Required action
Each entry below should be printed exactly, with every image left out.

:::

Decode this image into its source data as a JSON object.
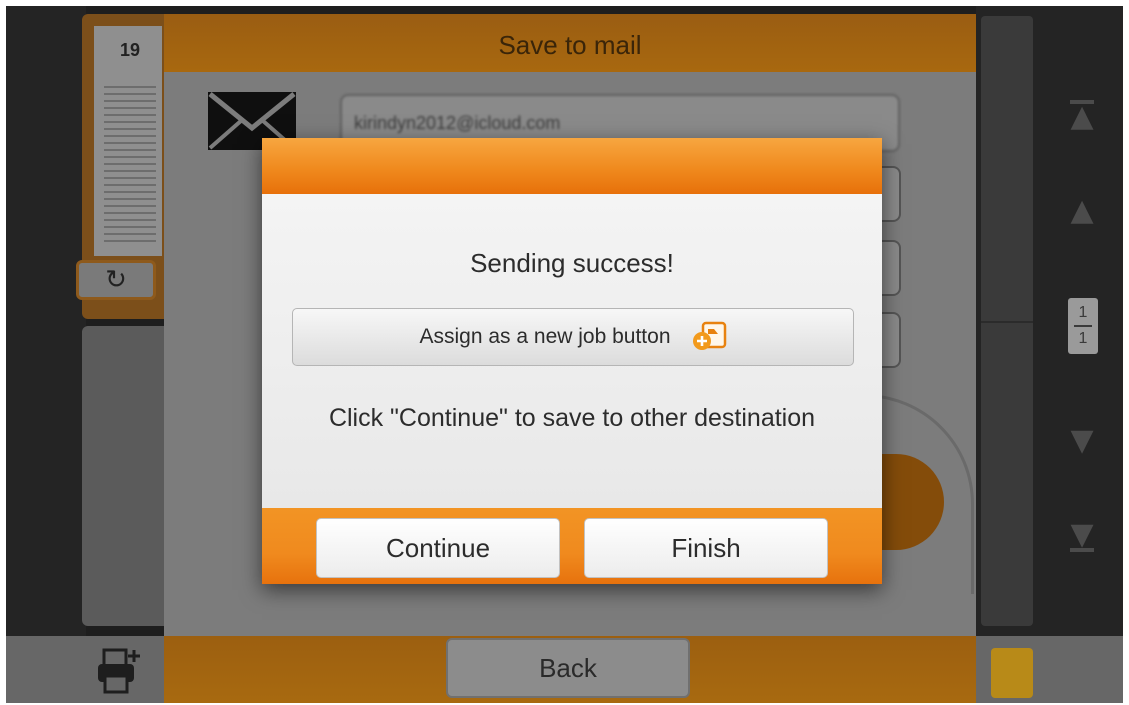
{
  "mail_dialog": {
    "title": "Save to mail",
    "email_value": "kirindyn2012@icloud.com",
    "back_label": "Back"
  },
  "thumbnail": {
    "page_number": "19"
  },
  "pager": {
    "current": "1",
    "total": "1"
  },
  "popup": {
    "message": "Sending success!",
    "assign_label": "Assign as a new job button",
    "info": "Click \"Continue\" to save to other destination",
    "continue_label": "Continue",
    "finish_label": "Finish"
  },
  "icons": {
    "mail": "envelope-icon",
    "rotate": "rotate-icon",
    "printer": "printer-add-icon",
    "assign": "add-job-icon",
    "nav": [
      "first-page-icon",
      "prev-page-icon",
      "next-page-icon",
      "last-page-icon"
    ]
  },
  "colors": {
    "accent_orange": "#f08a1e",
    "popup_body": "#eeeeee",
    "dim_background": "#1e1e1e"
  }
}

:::

Solution to this problem
Decode this image into its source data as a JSON object.
{
  "mail_dialog": {
    "title": "Save to mail",
    "email_value": "kirindyn2012@icloud.com",
    "back_label": "Back"
  },
  "thumbnail": {
    "page_number": "19"
  },
  "pager": {
    "current": "1",
    "total": "1"
  },
  "popup": {
    "message": "Sending success!",
    "assign_label": "Assign as a new job button",
    "info": "Click \"Continue\" to save to other destination",
    "continue_label": "Continue",
    "finish_label": "Finish"
  },
  "icons": {
    "mail": "envelope-icon",
    "rotate": "rotate-icon",
    "printer": "printer-add-icon",
    "assign": "add-job-icon",
    "nav": [
      "first-page-icon",
      "prev-page-icon",
      "next-page-icon",
      "last-page-icon"
    ]
  },
  "colors": {
    "accent_orange": "#f08a1e",
    "popup_body": "#eeeeee",
    "dim_background": "#1e1e1e"
  }
}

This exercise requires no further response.